In the Catholic Church, like other liturgical communities, we have set readings for the entire year for each Sunday that follow the seasons of the church calendar and certain themes throughout the year.
Therefore, a priest or deacon is to prepare his homily on the readings and not on his own agenda or topic. Therefore a “Homily” and not necessarily a “Sermon.”
Over the next three Sundays in the Catholic Church, the three scripture readings (one of the Old Testament, an Epistle from the New Testament and the Gospel) are concerned on how the Body of Christ here on earth —the Church — deals with each other, particularly in addressing conflicts and even manifested injustices committed against someone or even the body of the Church.
In last Sunday’s Gospel, Jesus reminds the apostles that there is a basic framework to address a wrong committed by one member to another. Matthew Chapter 18:15-20 gives practical and divine understanding of how to handle the issue: It is to be done between the two persons that have issues with one another or a correction that needs to be made should be entered first by one-on-one discussion, that Jesus states must begin from charity for the other and a desire to want that person in eternity with you.

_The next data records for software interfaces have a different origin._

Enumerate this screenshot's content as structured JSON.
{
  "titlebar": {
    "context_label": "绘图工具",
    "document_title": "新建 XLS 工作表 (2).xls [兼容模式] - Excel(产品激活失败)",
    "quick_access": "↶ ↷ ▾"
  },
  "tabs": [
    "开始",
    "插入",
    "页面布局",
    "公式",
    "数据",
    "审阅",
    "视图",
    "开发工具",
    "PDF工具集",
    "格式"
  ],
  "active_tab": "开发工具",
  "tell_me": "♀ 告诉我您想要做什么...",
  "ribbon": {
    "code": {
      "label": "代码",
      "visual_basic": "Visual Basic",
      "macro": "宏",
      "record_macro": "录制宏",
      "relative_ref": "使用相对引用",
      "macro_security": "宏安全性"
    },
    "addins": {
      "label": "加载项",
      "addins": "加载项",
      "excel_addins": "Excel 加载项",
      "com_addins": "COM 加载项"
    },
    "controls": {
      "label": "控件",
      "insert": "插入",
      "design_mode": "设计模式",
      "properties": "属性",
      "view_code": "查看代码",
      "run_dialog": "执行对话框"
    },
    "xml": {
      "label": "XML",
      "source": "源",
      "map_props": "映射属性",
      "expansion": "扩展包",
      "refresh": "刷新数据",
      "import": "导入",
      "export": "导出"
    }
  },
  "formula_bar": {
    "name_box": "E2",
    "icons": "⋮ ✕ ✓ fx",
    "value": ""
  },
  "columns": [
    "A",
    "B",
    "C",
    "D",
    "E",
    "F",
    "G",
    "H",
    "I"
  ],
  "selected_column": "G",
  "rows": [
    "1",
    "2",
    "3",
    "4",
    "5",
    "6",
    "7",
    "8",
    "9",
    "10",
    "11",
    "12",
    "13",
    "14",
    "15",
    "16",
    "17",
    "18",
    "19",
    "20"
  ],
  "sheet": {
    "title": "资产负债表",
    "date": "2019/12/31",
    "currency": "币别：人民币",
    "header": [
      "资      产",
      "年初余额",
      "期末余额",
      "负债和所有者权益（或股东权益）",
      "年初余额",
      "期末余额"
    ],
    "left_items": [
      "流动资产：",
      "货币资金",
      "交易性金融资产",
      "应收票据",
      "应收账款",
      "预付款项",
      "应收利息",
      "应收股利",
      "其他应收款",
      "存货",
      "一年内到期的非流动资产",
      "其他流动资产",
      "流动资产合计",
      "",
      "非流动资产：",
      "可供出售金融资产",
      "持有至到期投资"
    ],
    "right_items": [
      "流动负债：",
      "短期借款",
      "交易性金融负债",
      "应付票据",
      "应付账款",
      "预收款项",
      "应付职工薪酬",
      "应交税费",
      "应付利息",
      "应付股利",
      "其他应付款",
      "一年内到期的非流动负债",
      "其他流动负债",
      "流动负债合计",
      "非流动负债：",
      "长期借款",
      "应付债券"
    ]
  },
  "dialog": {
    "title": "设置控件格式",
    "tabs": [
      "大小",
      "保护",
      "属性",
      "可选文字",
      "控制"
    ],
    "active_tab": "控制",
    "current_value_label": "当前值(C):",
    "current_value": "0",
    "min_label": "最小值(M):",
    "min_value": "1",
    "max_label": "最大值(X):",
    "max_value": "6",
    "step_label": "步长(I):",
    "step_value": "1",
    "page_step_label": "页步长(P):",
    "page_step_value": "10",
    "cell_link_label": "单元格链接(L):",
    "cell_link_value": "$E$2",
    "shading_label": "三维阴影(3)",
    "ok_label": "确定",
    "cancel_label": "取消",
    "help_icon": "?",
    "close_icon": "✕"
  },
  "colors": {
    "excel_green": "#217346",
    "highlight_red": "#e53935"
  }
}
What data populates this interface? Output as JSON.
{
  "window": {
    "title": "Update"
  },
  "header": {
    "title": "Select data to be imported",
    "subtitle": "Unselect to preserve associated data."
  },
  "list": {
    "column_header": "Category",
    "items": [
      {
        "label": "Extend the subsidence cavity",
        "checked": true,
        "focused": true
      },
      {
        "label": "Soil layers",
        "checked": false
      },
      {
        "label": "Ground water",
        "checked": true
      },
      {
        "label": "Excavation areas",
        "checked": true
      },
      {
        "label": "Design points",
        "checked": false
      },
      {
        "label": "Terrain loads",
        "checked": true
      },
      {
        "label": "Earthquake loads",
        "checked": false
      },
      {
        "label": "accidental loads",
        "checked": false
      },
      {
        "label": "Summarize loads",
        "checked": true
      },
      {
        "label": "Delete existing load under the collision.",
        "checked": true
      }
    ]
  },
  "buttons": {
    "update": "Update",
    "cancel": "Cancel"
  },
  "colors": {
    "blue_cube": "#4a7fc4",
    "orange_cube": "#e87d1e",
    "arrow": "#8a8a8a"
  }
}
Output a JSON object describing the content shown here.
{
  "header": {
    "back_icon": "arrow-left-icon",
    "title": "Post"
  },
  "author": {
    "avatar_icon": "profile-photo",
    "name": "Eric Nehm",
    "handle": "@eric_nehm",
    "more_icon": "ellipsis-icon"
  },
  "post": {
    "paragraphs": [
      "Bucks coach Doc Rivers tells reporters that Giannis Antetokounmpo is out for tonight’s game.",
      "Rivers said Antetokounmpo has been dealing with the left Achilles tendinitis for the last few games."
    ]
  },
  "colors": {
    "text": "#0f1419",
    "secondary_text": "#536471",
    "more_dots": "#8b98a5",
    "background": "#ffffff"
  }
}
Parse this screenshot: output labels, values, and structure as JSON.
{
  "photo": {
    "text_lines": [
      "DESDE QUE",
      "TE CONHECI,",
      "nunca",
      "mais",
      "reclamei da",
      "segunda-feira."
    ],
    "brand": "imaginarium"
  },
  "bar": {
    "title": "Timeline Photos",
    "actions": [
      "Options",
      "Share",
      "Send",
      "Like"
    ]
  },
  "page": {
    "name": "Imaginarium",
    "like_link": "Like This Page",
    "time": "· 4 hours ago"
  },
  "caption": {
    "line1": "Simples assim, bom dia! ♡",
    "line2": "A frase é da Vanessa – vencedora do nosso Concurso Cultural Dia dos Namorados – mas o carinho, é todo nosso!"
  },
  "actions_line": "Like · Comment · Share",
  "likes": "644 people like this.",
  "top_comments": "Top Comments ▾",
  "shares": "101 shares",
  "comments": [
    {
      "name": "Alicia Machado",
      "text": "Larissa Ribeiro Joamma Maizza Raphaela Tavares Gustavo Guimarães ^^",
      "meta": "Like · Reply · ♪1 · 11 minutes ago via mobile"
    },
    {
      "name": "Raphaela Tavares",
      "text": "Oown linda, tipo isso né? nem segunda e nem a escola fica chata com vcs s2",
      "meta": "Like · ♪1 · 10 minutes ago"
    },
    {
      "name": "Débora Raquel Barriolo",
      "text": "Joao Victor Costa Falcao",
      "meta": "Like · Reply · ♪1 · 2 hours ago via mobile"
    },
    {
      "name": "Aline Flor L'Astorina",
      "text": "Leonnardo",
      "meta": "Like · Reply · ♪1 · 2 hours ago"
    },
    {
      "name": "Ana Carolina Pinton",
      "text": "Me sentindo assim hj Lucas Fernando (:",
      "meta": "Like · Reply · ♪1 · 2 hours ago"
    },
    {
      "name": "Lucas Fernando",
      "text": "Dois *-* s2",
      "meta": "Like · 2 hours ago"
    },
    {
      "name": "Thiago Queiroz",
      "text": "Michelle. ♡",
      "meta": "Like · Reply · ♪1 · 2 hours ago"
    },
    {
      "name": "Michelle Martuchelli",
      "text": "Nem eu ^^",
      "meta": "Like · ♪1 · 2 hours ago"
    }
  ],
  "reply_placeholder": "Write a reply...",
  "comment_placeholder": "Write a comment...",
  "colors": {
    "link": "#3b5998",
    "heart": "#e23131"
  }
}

That first step taught by Jesus is very much needed today, where we find it so easy to bring our issues with another person into social media, but sometimes never address the issue with the actual person we have a problem with. This even happens much too often in the Church. Jesus states first to ask yourself what your intention is in dealing with the issue, is it really to bring resolution and is it done from charity.
That will cause some "soul searching," but hopefully purifies the intention. Wow, if this would be done more often, how quickly and how charitable issues could be resolved in the Church and the greater society.
In the era of social media, we can quickly unleash verbiage that is very hard to retract or clarify, once it is unleashed not only to the person, but to thousands in a click of a button.
More than likely, the issue can be resolved in this first step if we risk talking to people face to face and enter the discussion in charity and a desire to spend eternity with the person. If that fails, then bring others into the situation and discussion and then if necessary, bring the Church into it or in the secular world the courts.
All of this requires humility and patience and an intention to resolve the issue and help another person to see their actions or inaction having caused a problem or hurt to someone or a portion of the community. Yet, to make the person a better person.
Again, this seems more important in our advanced society today, where unfortunately it seems easier to hash out conflicts between persons in the arena of the worldwide net, instead of person to person or heart to heart.
The way that Jesus advocates requires fostering of virtues and a heart that desires to love deeper with the aid of not only virtue, but grace.
The Rev. Msgr. Michael L. Farmer is a native of Prattville and was ordained a priest for the Archdiocese of Mobile in 1995 . Prior to his appointment as pastor of St. Michael Parish, he was Rector of the Cathedral of the Immaculate Conception in Mobile and Vicar General of the Archdiocese of Mobile.